Rached Ghannouchi, leader of the Islamist Ennahda movement, Tunisia's main Islamist political party, speaks during a demonstration in Tunis on February 16, 2013 (Anis Mili/Courtesy Reuters). Rached Ghannouchi, leader of the Islamist Nahda movement, Tunisia's main Islamist political party, speaks during a demonstration in Tunis on February 16, 2013 (Anis Mili/Courtesy Reuters).

Last week, my colleague Ed Husain and I hosted a meeting with Rached Ghannouchi—the cofounder and president of Tunisia’s Islamist Nahda party—at the Council on Foreign Relations in New York. The audio is available here. Read more »

Financial Inclusion and the World’s “Unbanked” Population

by Isobel Coleman Thursday, May 30, 2013
A man leaves an M-PESA booth after a money transaction in Nairobi on May 12, 2009 (Noor Khamis/Courtesy Reuters). A man leaves an M-Pesa booth after a money transaction in Nairobi on May 12, 2009 (Noor Khamis/Courtesy Reuters).
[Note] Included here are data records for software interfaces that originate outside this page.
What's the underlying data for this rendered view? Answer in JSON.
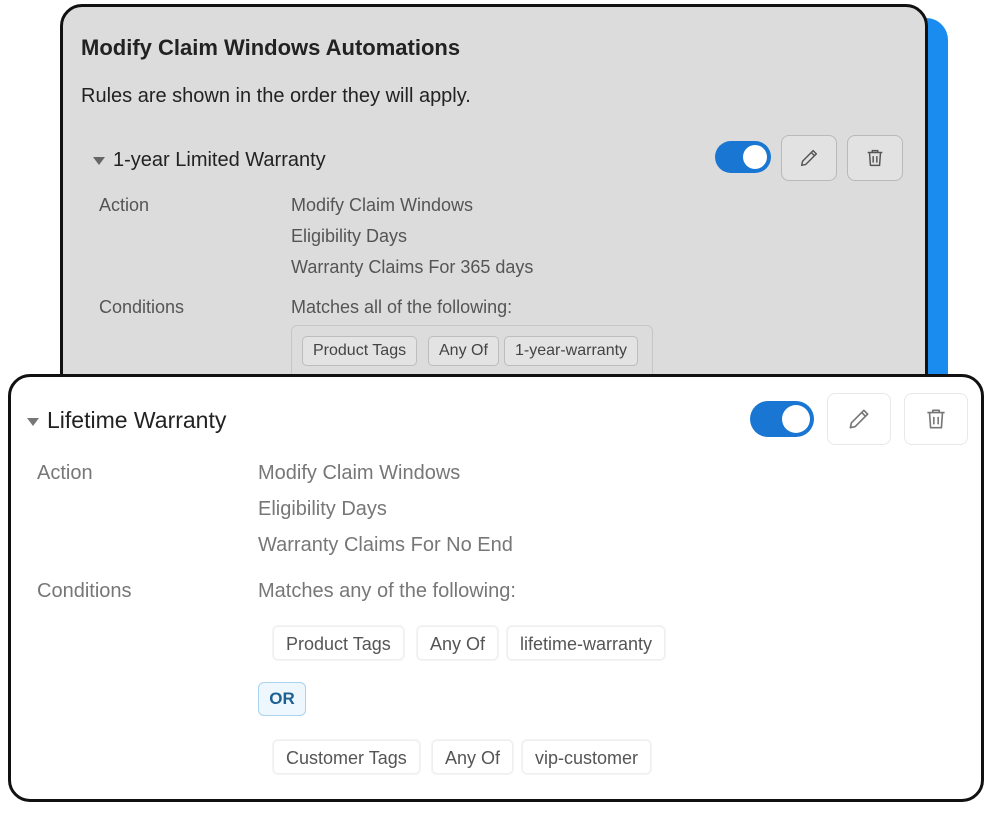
{
  "panel": {
    "title": "Modify Claim Windows Automations",
    "subtitle": "Rules are shown in the order they will apply."
  },
  "rules": [
    {
      "name": "1-year Limited Warranty",
      "enabled": true,
      "action_label": "Action",
      "action_lines": [
        "Modify Claim Windows",
        "Eligibility Days",
        "Warranty Claims For 365 days"
      ],
      "conditions_label": "Conditions",
      "match_text": "Matches all of the following:",
      "condition_groups": [
        [
          "Product Tags",
          "Any Of",
          "1-year-warranty"
        ]
      ]
    },
    {
      "name": "Lifetime Warranty",
      "enabled": true,
      "action_label": "Action",
      "action_lines": [
        "Modify Claim Windows",
        "Eligibility Days",
        "Warranty Claims For No End"
      ],
      "conditions_label": "Conditions",
      "match_text": "Matches any of the following:",
      "condition_groups": [
        [
          "Product Tags",
          "Any Of",
          "lifetime-warranty"
        ],
        [
          "Customer Tags",
          "Any Of",
          "vip-customer"
        ]
      ],
      "separator": "OR"
    }
  ],
  "icons": {
    "edit": "pencil-icon",
    "delete": "trash-icon",
    "expand": "caret-down-icon"
  },
  "colors": {
    "accent": "#1a8cf0",
    "toggle_on": "#1976d2",
    "or_badge": "#1e5f92"
  }
}
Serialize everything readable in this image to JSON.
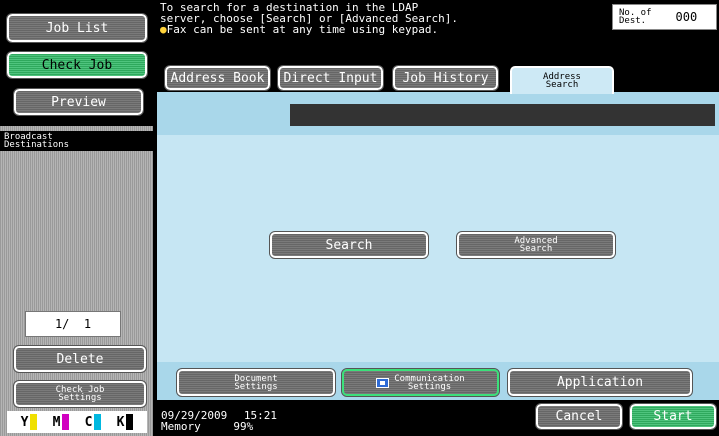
{
  "left": {
    "job_list_label": "Job List",
    "check_job_label": "Check Job",
    "preview_label": "Preview",
    "broadcast_label_line1": "Broadcast",
    "broadcast_label_line2": "Destinations",
    "pager_text": "1/  1",
    "delete_label": "Delete",
    "check_job_settings_line1": "Check Job",
    "check_job_settings_line2": "Settings",
    "toner": [
      {
        "letter": "Y",
        "color": "#f0e000"
      },
      {
        "letter": "M",
        "color": "#d100c0"
      },
      {
        "letter": "C",
        "color": "#00b8e0"
      },
      {
        "letter": "K",
        "color": "#000000"
      }
    ]
  },
  "header": {
    "message_line1": "To search for a destination in the LDAP",
    "message_line2": "server, choose [Search] or [Advanced Search].",
    "message_line3": "Fax can be sent at any time using keypad.",
    "dest_label_line1": "No. of",
    "dest_label_line2": "Dest.",
    "dest_count": "000"
  },
  "tabs": {
    "address_book": "Address Book",
    "direct_input": "Direct Input",
    "job_history": "Job History",
    "address_search_line1": "Address",
    "address_search_line2": "Search"
  },
  "main": {
    "search_label": "Search",
    "advanced_line1": "Advanced",
    "advanced_line2": "Search"
  },
  "bottom": {
    "document_settings_line1": "Document",
    "document_settings_line2": "Settings",
    "communication_settings_line1": "Communication",
    "communication_settings_line2": "Settings",
    "application_label": "Application",
    "cancel_label": "Cancel",
    "start_label": "Start",
    "date": "09/29/2009",
    "time": "15:21",
    "memory_label": "Memory",
    "memory_value": "99%"
  },
  "colors": {
    "content_bg": "#c6e6f3",
    "band": "#a9d7ea",
    "active_green": "#2fa85d"
  }
}
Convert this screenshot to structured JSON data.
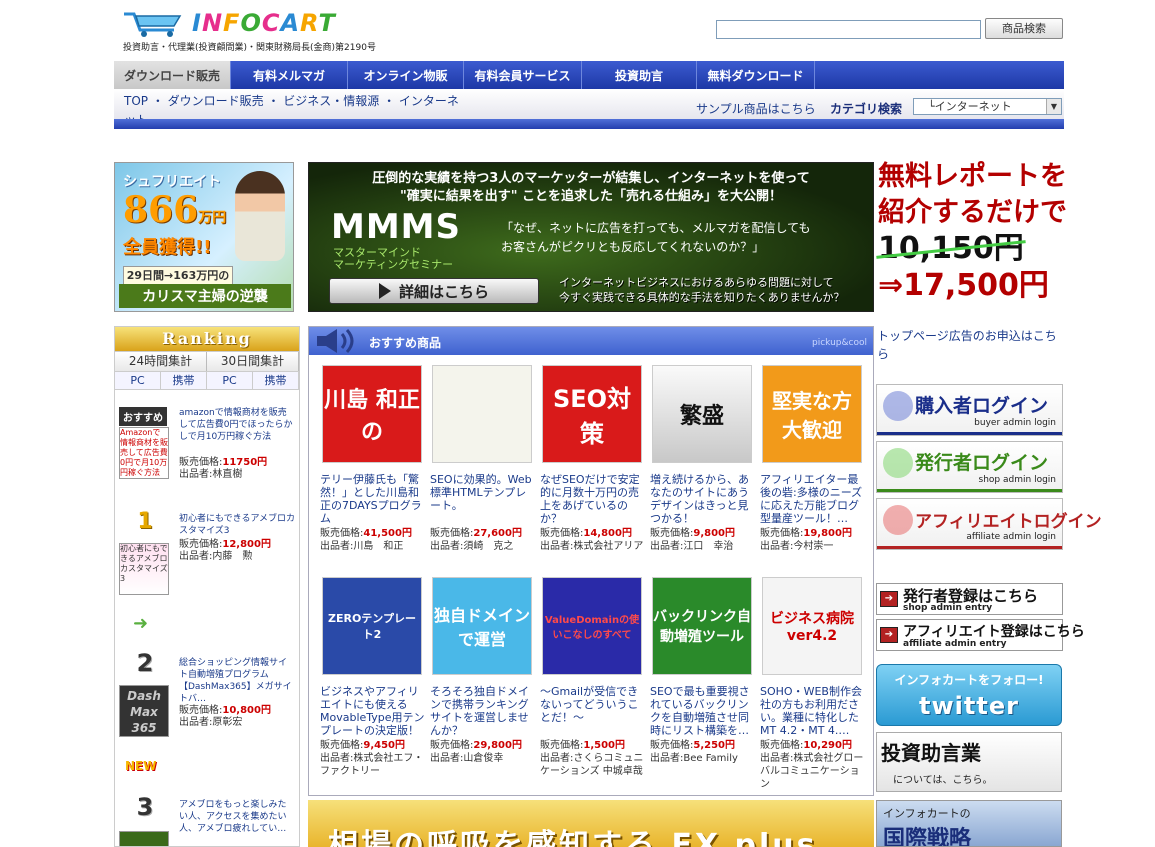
{
  "header": {
    "logo": "INFOCART",
    "license": "投資助言・代理業(投資顧問業)・関東財務局長(金商)第2190号",
    "search_value": "",
    "search_button": "商品検索"
  },
  "nav": [
    {
      "label": "ダウンロード販売",
      "active": true
    },
    {
      "label": "有料メルマガ"
    },
    {
      "label": "オンライン物販"
    },
    {
      "label": "有料会員サービス"
    },
    {
      "label": "投資助言"
    },
    {
      "label": "無料ダウンロード"
    }
  ],
  "breadcrumb": "TOP ・ ダウンロード販売 ・ ビジネス・情報源 ・ インターネット",
  "sample_link": "サンプル商品はこちら",
  "category": {
    "label": "カテゴリ検索",
    "selected": "└インターネット"
  },
  "banner_left": {
    "t1": "シュフリエイト",
    "amount": "866",
    "unit": "万円",
    "t3": "全員獲得!!",
    "t4": "29日間→163万円の衝撃!!",
    "t5": "カリスマ主婦の逆襲"
  },
  "banner_main": {
    "line1": "圧倒的な実績を持つ3人のマーケッターが結集し、インターネットを使って",
    "line2": "\"確実に結果を出す\" ことを追求した「売れる仕組み」を大公開！",
    "mmms": "MMMS",
    "sub1": "マスターマインド",
    "sub2": "マーケティングセミナー",
    "quote1": "「なぜ、ネットに広告を打っても、メルマガを配信しても",
    "quote2": "お客さんがピクリとも反応してくれないのか？」",
    "cta": "詳細はこちら",
    "foot1": "インターネットビジネスにおけるあらゆる問題に対して",
    "foot2": "今すぐ実践できる具体的な手法を知りたくありませんか？"
  },
  "banner_right": {
    "r1": "無料レポートを",
    "r1b": "紹介するだけで",
    "old_price": "10,150円",
    "new_price": "⇒17,500円"
  },
  "ranking": {
    "title": "Ranking",
    "tabs": [
      "24時間集計",
      "30日間集計"
    ],
    "subtabs": [
      "PC",
      "携帯",
      "PC",
      "携帯"
    ],
    "price_label": "販売価格:",
    "seller_label": "出品者:",
    "items": [
      {
        "badge": "おすすめ",
        "text": "amazonで情報商材を販売して広告費0円でほったらかしで月10万円稼ぐ方法",
        "price": "11750円",
        "seller": "林直樹",
        "thumb": "Amazonで情報商材を販売して広告費0円で月10万円稼ぐ方法"
      },
      {
        "badge": "1",
        "text": "初心者にもできるアメブロカスタマイズ3",
        "price": "12,800円",
        "seller": "内藤　勲",
        "thumb": "初心者にもできるアメブロカスタマイズ3"
      },
      {
        "badge": "2",
        "text": "総合ショッピング情報サイト自動増殖プログラム【DashMax365】メガサイトバ…",
        "price": "10,800円",
        "seller": "原彰宏",
        "thumb": "Dash Max 365"
      },
      {
        "badge": "3",
        "text": "アメブロをもっと楽しみたい人、アクセスを集めたい人、アメブロ疲れしてい…",
        "price": "",
        "seller": "",
        "thumb": ""
      }
    ],
    "new_badge": "NEW"
  },
  "rec": {
    "title": "おすすめ商品",
    "pickup": "pickup&cool",
    "price_label": "販売価格:",
    "seller_label": "出品者:",
    "products": [
      {
        "pic": "川島 和正の",
        "desc": "テリー伊藤氏も「驚然！」とした川島和正の7DAYSプログラム",
        "price": "41,500円",
        "seller": "川島　和正"
      },
      {
        "pic": "",
        "desc": "SEOに効果的。Web標準HTMLテンプレート。",
        "price": "27,600円",
        "seller": "須崎　克之"
      },
      {
        "pic": "SEO対策",
        "desc": "なぜSEOだけで安定的に月数十万円の売上をあげているのか？",
        "price": "14,800円",
        "seller": "株式会社アリア"
      },
      {
        "pic": "繁盛",
        "desc": "増え続けるから、あなたのサイトにあうデザインはきっと見つかる！",
        "price": "9,800円",
        "seller": "江口　幸治"
      },
      {
        "pic": "堅実な方大歓迎",
        "desc": "アフィリエイター最後の砦:多様のニーズに応えた万能ブログ型量産ツール！…",
        "price": "19,800円",
        "seller": "今村崇一"
      },
      {
        "pic": "ZEROテンプレート2",
        "desc": "ビジネスやアフィリエイトにも使えるMovableType用テンプレートの決定版！",
        "price": "9,450円",
        "seller": "株式会社エフ・ファクトリー"
      },
      {
        "pic": "独自ドメインで運営",
        "desc": "そろそろ独自ドメインで携帯ランキングサイトを運営しませんか？",
        "price": "29,800円",
        "seller": "山倉俊幸"
      },
      {
        "pic": "ValueDomainの使いこなしのすべて",
        "desc": "～Gmailが受信できないってどういうことだ！～",
        "price": "1,500円",
        "seller": "さくらコミュニケーションズ 中城卓哉"
      },
      {
        "pic": "バックリンク自動増殖ツール",
        "desc": "SEOで最も重要視されているバックリンクを自動増殖させ同時にリスト構築を…",
        "price": "5,250円",
        "seller": "Bee Family"
      },
      {
        "pic": "ビジネス病院 ver4.2",
        "desc": "SOHO・WEB制作会社の方もお利用ださい。業種に特化したMT 4.2・MT 4.…",
        "price": "10,290円",
        "seller": "株式会社グローバルコミュニケーション"
      }
    ]
  },
  "fx": "相場の呼吸を感知する FX plus",
  "right": {
    "ad_link": "トップページ広告のお申込はこちら",
    "logins": [
      {
        "title": "購入者ログイン",
        "sub": "buyer admin login",
        "color": "#1a2e8a"
      },
      {
        "title": "発行者ログイン",
        "sub": "shop admin login",
        "color": "#3a8a1a"
      },
      {
        "title": "アフィリエイトログイン",
        "sub": "affiliate admin login",
        "color": "#b32222"
      }
    ],
    "regs": [
      {
        "title": "発行者登録はこちら",
        "sub": "shop admin entry"
      },
      {
        "title": "アフィリエイト登録はこちら",
        "sub": "affiliate admin entry"
      }
    ],
    "twitter_t1": "インフォカートをフォロー!",
    "twitter_t2": "twitter",
    "advisory_t1": "投資助言業",
    "advisory_t2": "については、こちら。",
    "strategy_t1": "インフォカートの",
    "strategy_t2": "国際戦略"
  }
}
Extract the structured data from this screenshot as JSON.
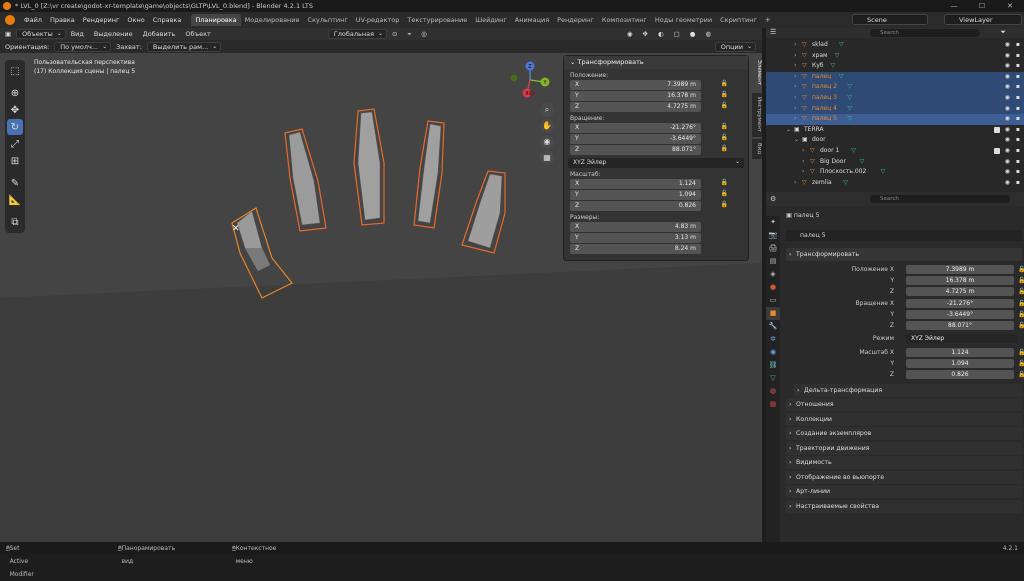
{
  "titlebar": {
    "title": "* LVL_0 [Z:\\vr create\\godot-xr-template\\game\\objects\\GLTP\\LVL_0.blend] - Blender 4.2.1 LTS"
  },
  "menu": [
    "Файл",
    "Правка",
    "Рендеринг",
    "Окно",
    "Справка"
  ],
  "workspaces": [
    "Планировка",
    "Моделирование",
    "Скульптинг",
    "UV-редактор",
    "Текстурирование",
    "Шейдинг",
    "Анимация",
    "Рендеринг",
    "Композитинг",
    "Ноды геометрии",
    "Скриптинг"
  ],
  "scene": {
    "scene_name": "Scene",
    "view_layer": "ViewLayer"
  },
  "vp_header": {
    "mode": "Объекты",
    "items": [
      "Вид",
      "Выделение",
      "Добавить",
      "Объект"
    ],
    "transform_space": "Глобальная"
  },
  "tool_header": {
    "orientation_label": "Ориентация:",
    "orientation_value": "По умолч...",
    "drag_label": "Захват:",
    "drag_value": "Выделить рам...",
    "options": "Опции"
  },
  "vp_info": {
    "line1": "Пользовательская перспектива",
    "line2": "(17) Коллекция сцены | палец 5"
  },
  "npanel": {
    "header": "Трансформировать",
    "location_label": "Положение:",
    "location": [
      {
        "axis": "X",
        "value": "7.3989 m"
      },
      {
        "axis": "Y",
        "value": "16.378 m"
      },
      {
        "axis": "Z",
        "value": "4.7275 m"
      }
    ],
    "rotation_label": "Вращение:",
    "rotation": [
      {
        "axis": "X",
        "value": "-21.276°"
      },
      {
        "axis": "Y",
        "value": "-3.6449°"
      },
      {
        "axis": "Z",
        "value": "88.071°"
      }
    ],
    "rotation_mode": "XYZ Эйлер",
    "scale_label": "Масштаб:",
    "scale": [
      {
        "axis": "X",
        "value": "1.124"
      },
      {
        "axis": "Y",
        "value": "1.094"
      },
      {
        "axis": "Z",
        "value": "0.826"
      }
    ],
    "dims_label": "Размеры:",
    "dims": [
      {
        "axis": "X",
        "value": "4.83 m"
      },
      {
        "axis": "Y",
        "value": "3.13 m"
      },
      {
        "axis": "Z",
        "value": "8.24 m"
      }
    ]
  },
  "sidetabs": [
    "Элемент",
    "Инструмент",
    "Вид"
  ],
  "gizmo": {
    "z": "Z",
    "y": "Y",
    "x": "X"
  },
  "outliner": {
    "search_placeholder": "Search",
    "rows": [
      {
        "name": "sklad",
        "indent": 1,
        "sel": false,
        "act": false
      },
      {
        "name": "храм",
        "indent": 1,
        "sel": false,
        "act": false
      },
      {
        "name": "Куб",
        "indent": 1,
        "sel": false,
        "act": false
      },
      {
        "name": "палец",
        "indent": 1,
        "sel": true,
        "act": false
      },
      {
        "name": "палец 2",
        "indent": 1,
        "sel": true,
        "act": false
      },
      {
        "name": "палец 3",
        "indent": 1,
        "sel": true,
        "act": false
      },
      {
        "name": "палец 4",
        "indent": 1,
        "sel": true,
        "act": false
      },
      {
        "name": "палец 5",
        "indent": 1,
        "sel": true,
        "act": true
      },
      {
        "name": "TERRA",
        "indent": 0,
        "sel": false,
        "act": false
      },
      {
        "name": "door",
        "indent": 1,
        "sel": false,
        "act": false
      },
      {
        "name": "door 1",
        "indent": 2,
        "sel": false,
        "act": false
      },
      {
        "name": "Big Door",
        "indent": 2,
        "sel": false,
        "act": false
      },
      {
        "name": "Плоскость.002",
        "indent": 2,
        "sel": false,
        "act": false
      },
      {
        "name": "zemlia",
        "indent": 1,
        "sel": false,
        "act": false
      }
    ]
  },
  "props": {
    "search_placeholder": "Search",
    "object_name": "палец 5",
    "data_name": "палец 5",
    "transform_header": "Трансформировать",
    "location_label": "Положение X",
    "location": [
      "7.3989 m",
      "16.378 m",
      "4.7275 m"
    ],
    "rotation_label": "Вращение X",
    "rotation": [
      "-21.276°",
      "-3.6449°",
      "88.071°"
    ],
    "mode_label": "Режим",
    "mode_value": "XYZ Эйлер",
    "scale_label": "Масштаб X",
    "scale": [
      "1.124",
      "1.094",
      "0.826"
    ],
    "axis_y": "Y",
    "axis_z": "Z",
    "delta": "Дельта-трансформация",
    "panels": [
      "Отношения",
      "Коллекции",
      "Создание экземпляров",
      "Траектории движения",
      "Видимость",
      "Отображение во вьюпорте",
      "Арт-линии",
      "Настраиваемые свойства"
    ]
  },
  "status": {
    "left": "Set Active Modifier",
    "mid": "Панорамировать вид",
    "right": "Контекстное меню",
    "version": "4.2.1"
  }
}
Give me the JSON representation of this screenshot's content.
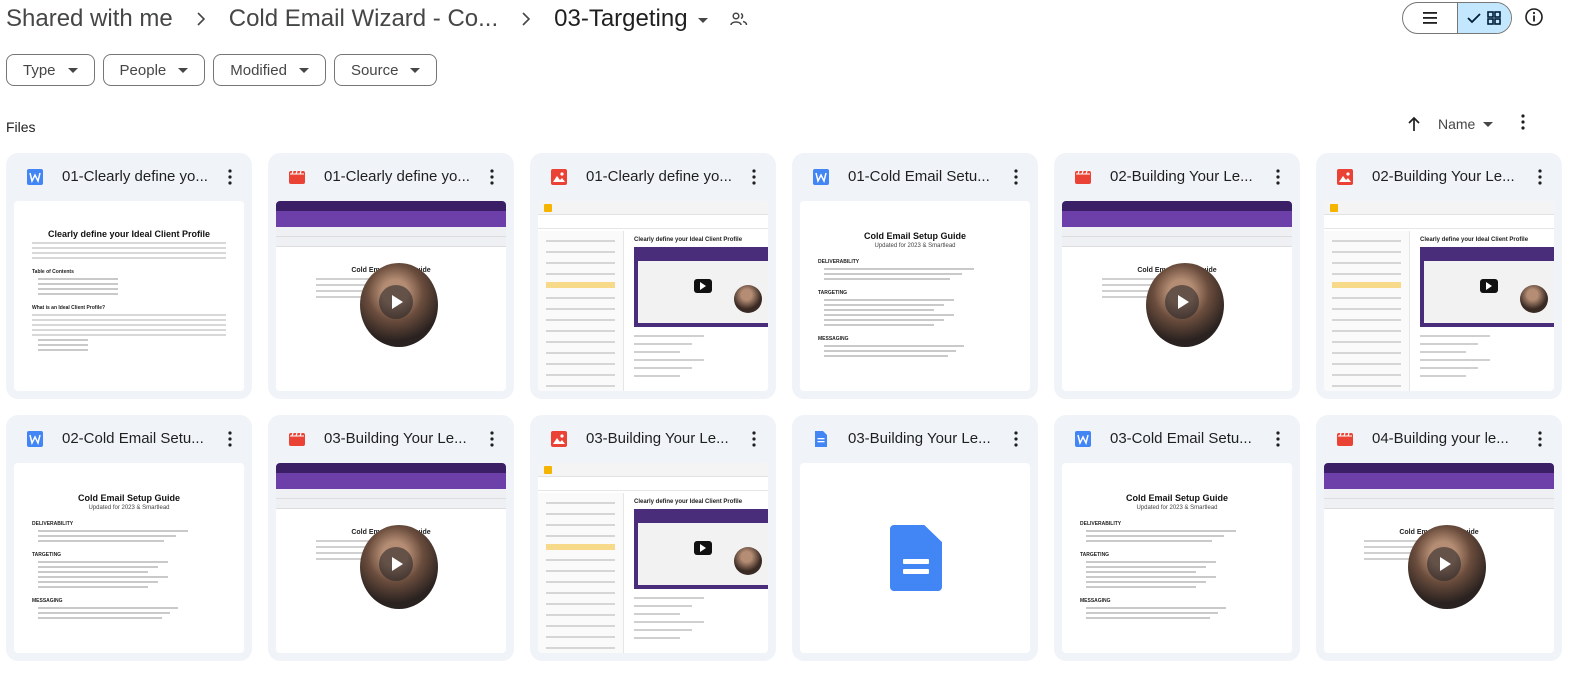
{
  "breadcrumb": {
    "items": [
      "Shared with me",
      "Cold Email Wizard - Co..."
    ],
    "current": "03-Targeting"
  },
  "toolbar": {
    "list_view_icon": "list-icon",
    "grid_view_icon": "grid-icon",
    "grid_view_active": true,
    "info_icon": "info-icon"
  },
  "filters": [
    {
      "label": "Type"
    },
    {
      "label": "People"
    },
    {
      "label": "Modified"
    },
    {
      "label": "Source"
    }
  ],
  "section": {
    "title": "Files",
    "sort_label": "Name"
  },
  "colors": {
    "word": "#4285f4",
    "video": "#ea4335",
    "image": "#ea4335",
    "gdoc": "#4285f4",
    "card_bg": "#f0f4f9",
    "toggle_active": "#c2e7ff"
  },
  "files": [
    {
      "title": "01-Clearly define yo...",
      "type": "word",
      "thumb": "doc-icp"
    },
    {
      "title": "01-Clearly define yo...",
      "type": "video",
      "thumb": "video"
    },
    {
      "title": "01-Clearly define yo...",
      "type": "image",
      "thumb": "screenshot"
    },
    {
      "title": "01-Cold Email Setu...",
      "type": "word",
      "thumb": "doc-guide"
    },
    {
      "title": "02-Building Your Le...",
      "type": "video",
      "thumb": "video"
    },
    {
      "title": "02-Building Your Le...",
      "type": "image",
      "thumb": "screenshot"
    },
    {
      "title": "02-Cold Email Setu...",
      "type": "word",
      "thumb": "doc-guide"
    },
    {
      "title": "03-Building Your Le...",
      "type": "video",
      "thumb": "video"
    },
    {
      "title": "03-Building Your Le...",
      "type": "image",
      "thumb": "screenshot"
    },
    {
      "title": "03-Building Your Le...",
      "type": "gdoc",
      "thumb": "gdoc"
    },
    {
      "title": "03-Cold Email Setu...",
      "type": "word",
      "thumb": "doc-guide"
    },
    {
      "title": "04-Building your le...",
      "type": "video",
      "thumb": "video"
    }
  ]
}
Imagine life without a bank account. Completing a simple financial transaction can require traveling a distance, incurring expenses, and losing precious income. Savings are more difficult to track and certainly don’t earn interest. Theft or loss of the proverbial “cookie jar” is a constant worry. Indeed, studies show that informal savers lose as much as 25 percent of their hard-earned cash each year due to theft and loss. Yet for over 2.5 billion people globally, this inconvenient, inefficient, and expensive reality is the case. Read more »

Challenges for Pakistan’s Prime Minister

by Isobel Coleman Friday, May 24, 2013
Nawaz Sharif, incoming prime minister and leader of the Pakistan Muslim League-Nawaz (PML-N) political party, speaks to his party members, who were voted to political posts in the general election, during a function in Lahore on May 20, 2013 (Mohsin Raza/Courtesy Reuters). Nawaz Sharif, incoming prime minister and leader of the Pakistan Muslim League-Nawaz (PML-N) political party, speaks to his party members, who were voted to political posts in the general election, during a function in Lahore on May 20, 2013 (Mohsin Raza/Courtesy Reuters).

A few years ago on a flight from London to Karachi I sat next to one of Pakistan’s leading textile manufacturers who spent several hours discussing the sorry state of his business. The fact that his European clients will no longer visit the country because they view it as too dangerous was not even his biggest problem. His real issue is the constant blackouts his factories face due to a lack of reliable energy. “We can’t compete with the likes of Bangladesh and Vietnam,” he bemoaned. This is the tough economic reality that Nawaz Sharif, Pakistan’s newly elected prime minister, inherits. Read more »